I thought there was one kitchen decision that was finished… But then I remembered that if you think something is not a problem, it is most likely because you have not yet determined the extent to which it is actually a huge problem.
This is what I want in a sink:
I had originally wanted the 36” Rohl Shaw farmhouse sink… the larger size is visually appealing to me. But I’ve scaled back to the 30” sink because I’m not planning to bathe in the kitchen, and we don’t have a huge amount of space.
However. Over the last week, I’ve gotten my PhD in fireclay… I ended up in the quagmire of 500-open-tabs, trying to convince myself that a sink that gets half 5-stars and half 1-star doesn’t equal a possible problem.
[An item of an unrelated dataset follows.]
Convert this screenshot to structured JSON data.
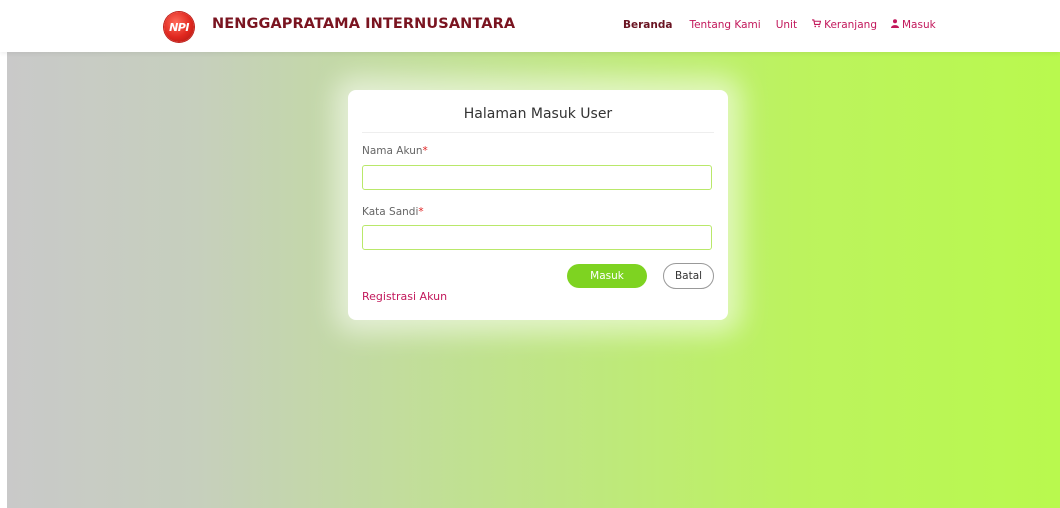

The review here pretty much sums up everything I read about installation issues: it will be amazing to look at, but
you your husband might abandon the project halfway through.
What I already knew:
What I did not know:
–fireclay can crack.
–it can develop pitting.
–the sink measurements vary by as much as +/- 2%, across ALL PLANES.
–sometimes people have issues with drainage: if the pitch is off slightly, the water can pool in a shallow area away from the drain.
Basically, fireclay is a natural material; AND the sinks are handmade… which means, depending on your personality, EITHER:
Perfection is in the imperfection.
Or it will make you crazy.
I usually skew towards crazy… especially in the service of something shiny, but I think this is going to be a rare practical exception.
PLUS, I have to consider that my sink-installation-guy is brand new to the process.
I can guess how he will feel about me supervising the job; clutching my pearls, playing YouTube installation videos, and reading aloud instructions, (via bullhorn) that explain how YOU MUST BE CAREFUL WHEN TIGHTENING THE FLANGE.
I gave Paul a brief overview of this potential in-home circus, and he said getting it level wasn’t even his biggest concern… he was worried about the issue of how a true farmhouse sink shows the face of the cabinet’s rough opening.
And how for someone who has done this 500 times, no big deal… but for a guy who is married to the customer, and ALREADY perceives the customer as being “difficult,” there is the concern of mis-cutting / not-NASA-level-alignment / +/- 2% variation / and the extreme unlikelyhood of the lady of the house being satisfied with “we’ll just fill that space with caulk.”
This review details (with photos,) how a woman bumped her fireclay sink with a crockpot and a huge chunk fell off the front… This was sort of the deciding factor for me because regardless of whether this is a miniscule possibility:
A– I am a risk-adverse person who likes to control all factors.
B–my installation guy is NOT going to want to replace the sink… ESPECIALLY if it involves mathematical sorcery and removing the countertop.
So I started looking at other sinks… I really like a wall-mounted sink with an integrated backsplash.
I revisited the vintage option. I do really love an old sink, and they can be had for next to no money… but ultimately I think I’m addicted to the practicality of an undermount/being able to wipe the counter directly into the sink.
Below is my dream sink amalgamation. If I were a foot shorter, I’d do this… those are old utility sinks, and they are DEEP. But already I feel hunched over washing dishes, I can’t imagine reaching down another foot.
I see this version on craigslist from time to time or at the salvage yard and they look amazing in person– super thick and solid. Although you’d have to retrofit the drain to fit a garbage disposal. Most vintage sink drains aren’t large enough.
Considering everything– that I like the look of a farmhouse sink, I want to undermount, and it needs to be apron front because I’m 6’, Paul taller, and I’m hoping that installing the sink closer to my body is going to be a big improvement.
So I think what I’ve ended up with is the Kohler Whitehaven… these are sort of a faux farmhouse. They have a self-trimming face that covers the rough opening of the cabinet. So it LOOKS like you cut the cabinet to fit the front of the sink, but the lip of the sink is actually covering it.